++++ Task inputs ++++

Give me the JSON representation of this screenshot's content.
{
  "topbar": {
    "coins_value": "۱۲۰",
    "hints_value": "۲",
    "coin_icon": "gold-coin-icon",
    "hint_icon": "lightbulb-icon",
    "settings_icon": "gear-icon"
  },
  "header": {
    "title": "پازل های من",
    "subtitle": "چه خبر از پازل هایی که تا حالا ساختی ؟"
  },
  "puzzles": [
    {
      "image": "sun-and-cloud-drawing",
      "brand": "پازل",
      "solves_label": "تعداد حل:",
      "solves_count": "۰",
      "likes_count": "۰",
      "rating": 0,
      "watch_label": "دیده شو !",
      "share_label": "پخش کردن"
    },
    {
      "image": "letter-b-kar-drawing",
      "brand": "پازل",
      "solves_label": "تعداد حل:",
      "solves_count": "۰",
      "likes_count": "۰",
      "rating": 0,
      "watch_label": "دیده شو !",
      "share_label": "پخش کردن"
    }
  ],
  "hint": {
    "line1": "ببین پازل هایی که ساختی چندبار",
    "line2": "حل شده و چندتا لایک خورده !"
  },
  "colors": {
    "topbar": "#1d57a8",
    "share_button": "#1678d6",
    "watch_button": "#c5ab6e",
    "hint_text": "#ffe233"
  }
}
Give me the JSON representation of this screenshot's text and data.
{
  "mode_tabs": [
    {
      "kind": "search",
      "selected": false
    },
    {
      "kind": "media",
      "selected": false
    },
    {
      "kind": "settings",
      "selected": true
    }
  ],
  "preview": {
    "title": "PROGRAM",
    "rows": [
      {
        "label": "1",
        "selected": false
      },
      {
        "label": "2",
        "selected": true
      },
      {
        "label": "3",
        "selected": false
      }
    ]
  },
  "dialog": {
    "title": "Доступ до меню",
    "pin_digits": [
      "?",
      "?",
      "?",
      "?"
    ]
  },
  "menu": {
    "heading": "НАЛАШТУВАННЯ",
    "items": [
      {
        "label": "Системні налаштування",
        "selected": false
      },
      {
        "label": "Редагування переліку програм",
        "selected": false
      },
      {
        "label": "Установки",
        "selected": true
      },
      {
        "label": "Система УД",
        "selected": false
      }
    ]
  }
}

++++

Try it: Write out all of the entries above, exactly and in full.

Answer box:
Give me the JSON representation of this screenshot's content.
{
  "topbar": {
    "coins_value": "۱۲۰",
    "hints_value": "۲",
    "coin_icon": "gold-coin-icon",
    "hint_icon": "lightbulb-icon",
    "settings_icon": "gear-icon"
  },
  "header": {
    "title": "پازل های من",
    "subtitle": "چه خبر از پازل هایی که تا حالا ساختی ؟"
  },
  "puzzles": [
    {
      "image": "sun-and-cloud-drawing",
      "brand": "پازل",
      "solves_label": "تعداد حل:",
      "solves_count": "۰",
      "likes_count": "۰",
      "rating": 0,
      "watch_label": "دیده شو !",
      "share_label": "پخش کردن"
    },
    {
      "image": "letter-b-kar-drawing",
      "brand": "پازل",
      "solves_label": "تعداد حل:",
      "solves_count": "۰",
      "likes_count": "۰",
      "rating": 0,
      "watch_label": "دیده شو !",
      "share_label": "پخش کردن"
    }
  ],
  "hint": {
    "line1": "ببین پازل هایی که ساختی چندبار",
    "line2": "حل شده و چندتا لایک خورده !"
  },
  "colors": {
    "topbar": "#1d57a8",
    "share_button": "#1678d6",
    "watch_button": "#c5ab6e",
    "hint_text": "#ffe233"
  }
}
Give me the JSON representation of this screenshot's text and data.
{
  "mode_tabs": [
    {
      "kind": "search",
      "selected": false
    },
    {
      "kind": "media",
      "selected": false
    },
    {
      "kind": "settings",
      "selected": true
    }
  ],
  "preview": {
    "title": "PROGRAM",
    "rows": [
      {
        "label": "1",
        "selected": false
      },
      {
        "label": "2",
        "selected": true
      },
      {
        "label": "3",
        "selected": false
      }
    ]
  },
  "dialog": {
    "title": "Доступ до меню",
    "pin_digits": [
      "?",
      "?",
      "?",
      "?"
    ]
  },
  "menu": {
    "heading": "НАЛАШТУВАННЯ",
    "items": [
      {
        "label": "Системні налаштування",
        "selected": false
      },
      {
        "label": "Редагування переліку програм",
        "selected": false
      },
      {
        "label": "Установки",
        "selected": true
      },
      {
        "label": "Система УД",
        "selected": false
      }
    ]
  }
}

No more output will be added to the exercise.